  1. Posts and Pages is vital to the health of the website. The differences between Post and Pages is well elaborated in the write up

  2. “All You Need to Know” about posts and pages? I think you have fallen short on the benefits of various applications for each type of content published (page or post).
    ‘Pages’ are not only for static info like contact, about or other background information.

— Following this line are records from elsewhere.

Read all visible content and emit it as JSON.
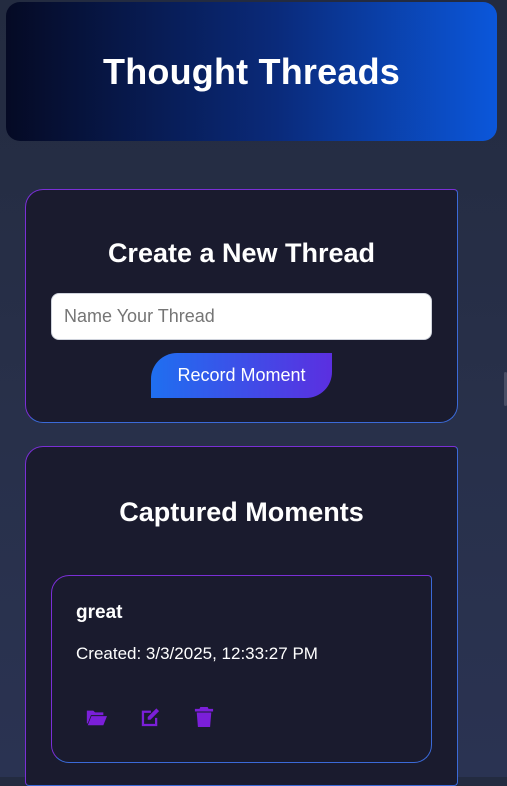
{
  "header": {
    "title": "Thought Threads"
  },
  "create": {
    "heading": "Create a New Thread",
    "input_placeholder": "Name Your Thread",
    "input_value": "",
    "button_label": "Record Moment"
  },
  "moments": {
    "heading": "Captured Moments",
    "items": [
      {
        "title": "great",
        "created": "Created: 3/3/2025, 12:33:27 PM",
        "actions": [
          "folder-open-icon",
          "edit-icon",
          "trash-icon"
        ]
      }
    ]
  },
  "colors": {
    "accent_purple": "#7b1fd9",
    "accent_blue": "#1f6ff0",
    "card_bg": "#1a1b2e"
  }
}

You need to check to see what affiliate marketers are doing with pages!!!
    Creating content on a post for engagement for example my be great – but not when you consider that without traffic already flowing to your site, these ‘post’, are useless when you can have a page promoted by content on an already highly trafficked web 2.0 site driving the desired visitors from 1 site to yours in the manner Google wants it to happen.
    Come on! You’re supposed to be the experts – provide the content to prove your knowledge / expertise, not just a ‘scrape’.

    1. Hi Philip,
      Thank you so much for your input. The article was meant to be an informative post, not a strategic one. However, we’ll be sure to add your tip and more info when we create a post around strategic uses of posts and pages.
      Thanks again